Congress shall make no law respecting an establishment of religion, or prohibiting the free exercise thereof...
The clauses remained unchallenged for almost a century until in 1878 the US Supreme Court was called to interpret the extent of the Free Exercise Clause in Reynolds v. the United States, as related to the prosecution of polygamy under federal law. The Supreme Court upheld Reynolds' conviction for bigamy, deciding that to do otherwise would provide constitutional protection for a gamut of religious beliefs, including those as extreme as human sacrifice.
Freedom of religion means freedom to hold an opinion or belief, but not to take action in violation of social duties or subversive to good order.
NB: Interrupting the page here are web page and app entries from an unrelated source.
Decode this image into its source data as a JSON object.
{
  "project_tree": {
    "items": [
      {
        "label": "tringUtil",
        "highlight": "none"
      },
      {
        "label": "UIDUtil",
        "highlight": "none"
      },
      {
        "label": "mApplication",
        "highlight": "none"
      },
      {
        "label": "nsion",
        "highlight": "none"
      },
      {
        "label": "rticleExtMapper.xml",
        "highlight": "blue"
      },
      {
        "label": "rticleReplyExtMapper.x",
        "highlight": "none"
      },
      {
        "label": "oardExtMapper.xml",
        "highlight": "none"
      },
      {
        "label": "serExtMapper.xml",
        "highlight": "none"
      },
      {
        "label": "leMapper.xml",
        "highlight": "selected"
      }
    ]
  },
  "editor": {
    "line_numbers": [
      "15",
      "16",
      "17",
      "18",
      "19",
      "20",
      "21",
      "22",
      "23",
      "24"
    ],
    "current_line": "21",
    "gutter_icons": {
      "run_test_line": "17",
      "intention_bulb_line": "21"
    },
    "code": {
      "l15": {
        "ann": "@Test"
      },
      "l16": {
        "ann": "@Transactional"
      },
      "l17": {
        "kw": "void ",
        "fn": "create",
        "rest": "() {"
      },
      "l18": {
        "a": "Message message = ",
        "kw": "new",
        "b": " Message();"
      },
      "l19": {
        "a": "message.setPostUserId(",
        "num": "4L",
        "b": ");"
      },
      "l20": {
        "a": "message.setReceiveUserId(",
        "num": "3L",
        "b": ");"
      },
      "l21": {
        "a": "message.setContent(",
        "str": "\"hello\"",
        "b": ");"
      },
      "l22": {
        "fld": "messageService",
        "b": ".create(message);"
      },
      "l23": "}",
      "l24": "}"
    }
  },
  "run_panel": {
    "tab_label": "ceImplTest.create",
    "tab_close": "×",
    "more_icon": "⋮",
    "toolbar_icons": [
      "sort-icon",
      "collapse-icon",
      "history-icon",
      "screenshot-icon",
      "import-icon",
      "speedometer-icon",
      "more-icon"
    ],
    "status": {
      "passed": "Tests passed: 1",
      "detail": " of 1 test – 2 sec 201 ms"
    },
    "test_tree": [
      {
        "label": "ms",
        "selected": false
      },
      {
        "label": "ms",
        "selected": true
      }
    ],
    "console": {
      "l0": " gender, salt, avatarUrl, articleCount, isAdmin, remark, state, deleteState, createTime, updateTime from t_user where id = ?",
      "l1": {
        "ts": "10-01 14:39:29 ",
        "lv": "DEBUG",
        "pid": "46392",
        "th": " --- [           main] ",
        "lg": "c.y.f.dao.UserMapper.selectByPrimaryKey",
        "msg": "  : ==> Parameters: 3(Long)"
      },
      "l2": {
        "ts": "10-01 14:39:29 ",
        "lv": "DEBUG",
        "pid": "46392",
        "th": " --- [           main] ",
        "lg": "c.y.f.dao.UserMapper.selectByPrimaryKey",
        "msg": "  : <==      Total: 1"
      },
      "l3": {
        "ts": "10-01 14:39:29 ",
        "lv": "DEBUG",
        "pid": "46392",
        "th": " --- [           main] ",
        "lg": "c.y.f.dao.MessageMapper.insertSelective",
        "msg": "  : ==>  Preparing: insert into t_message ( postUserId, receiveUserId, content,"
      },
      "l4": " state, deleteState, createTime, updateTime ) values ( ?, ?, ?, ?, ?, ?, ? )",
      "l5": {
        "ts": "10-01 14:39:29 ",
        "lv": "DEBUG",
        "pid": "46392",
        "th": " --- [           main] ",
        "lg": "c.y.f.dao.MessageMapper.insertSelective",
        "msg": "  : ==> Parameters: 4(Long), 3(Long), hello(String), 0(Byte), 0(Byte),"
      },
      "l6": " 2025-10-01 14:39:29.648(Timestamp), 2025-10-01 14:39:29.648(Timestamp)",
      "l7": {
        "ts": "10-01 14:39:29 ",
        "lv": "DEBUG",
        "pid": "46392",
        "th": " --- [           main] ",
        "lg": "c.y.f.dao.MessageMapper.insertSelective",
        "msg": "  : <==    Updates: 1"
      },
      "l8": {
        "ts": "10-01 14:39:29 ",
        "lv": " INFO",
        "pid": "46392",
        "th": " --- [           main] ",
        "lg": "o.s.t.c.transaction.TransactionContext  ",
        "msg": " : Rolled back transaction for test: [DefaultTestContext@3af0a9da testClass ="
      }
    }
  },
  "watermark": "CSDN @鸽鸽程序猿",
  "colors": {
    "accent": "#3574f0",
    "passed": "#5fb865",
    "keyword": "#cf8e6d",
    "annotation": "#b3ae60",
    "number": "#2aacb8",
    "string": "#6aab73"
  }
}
In modern times the Universal Declaration of Human Rights was drafted. A milestone document in the history of human rights. Drafted by representatives from different legal and cultural backgrounds from all regions of the world, the Declaration was proclaimed by the United Nations General Assembly in Paris on 10 December 1948. In Article 18 we can read:
Everyone has the right to freedom of thought, conscience and religion; this right includes freedom to change his religion or belief, and freedom, either alone or in community with others and in public or private, to manifest his religion or belief in teaching, practice, worship and observance.
Apparently, the wise men and women of old were fully aware of the importance and significance of religious freedom as a fundamental part of the human condition and therefore as a basic human right.
Two recent examples come to mind in the dealings of sovereign states with the exercise of religious freedom.
The State vs. God
A five-year-long legal battle for the right to keep Sabbath has ended in a landmark victory for Seventh-day Adventist students in Kenya. The country’s top Appeals Court ruled as recently as March 2017 that the religious freedom provisions of Kenya’s constitution require that Adventist students be excused from classes and other school-related activities on Saturday. The decision overturns an earlier ruling that found no constitutional protection for Sabbath-keeping students.
On Friday, March 3, 2017, a three-judge panel of Kenya’s Appeals Court ruled that Adventist students have the right to worship on Saturday, and it ordered the Kenyan Education Ministry to rework its policies to eliminate conflict between education and religion in schools.
Also in March 2017, Jehovah’s Witnesses started to mobilize a global response to the threat of a ban in Russia. Threatened with an imminent ban on their worship in Russia, Jehovah’s Witnesses are responding with a direct appeal to Kremlin and Supreme Court officials for relief through a global letter-writing campaign. The Governing Body of Jehovah’s Witnesses is inviting over 8,000,000 Witnesses worldwide to participate. This in response to a claim that was filed on March 15, 2017, by Russia’s Ministry of Justice with the Supreme Court of the Russian Federation to label the Administrative Center of Jehovah’s Witnesses in Russia as extremist and therefore should be liquidated.
From this case, we may gather that the state may not target religious freedom or the establishment of religion as such, but rather the administrative entities that are necessary for any modern-day religion to function properly. To label them as ‘extremist’ may sound rather extreme.
We can learn from history that religious freedom, the exercise, the establishment and the institution thereof in governing or administrative bodies is deeply rooted in the human psyche.
Kenya’s example shows that the state is capable of adapting to what significant portions of its citizens consider to be God’s Law and incorporate it into its affairs and legislature.
The Russian example is a sad reminder of the fact that centuries of historic relevance are no safeguarding to political whim, and/or favoritism.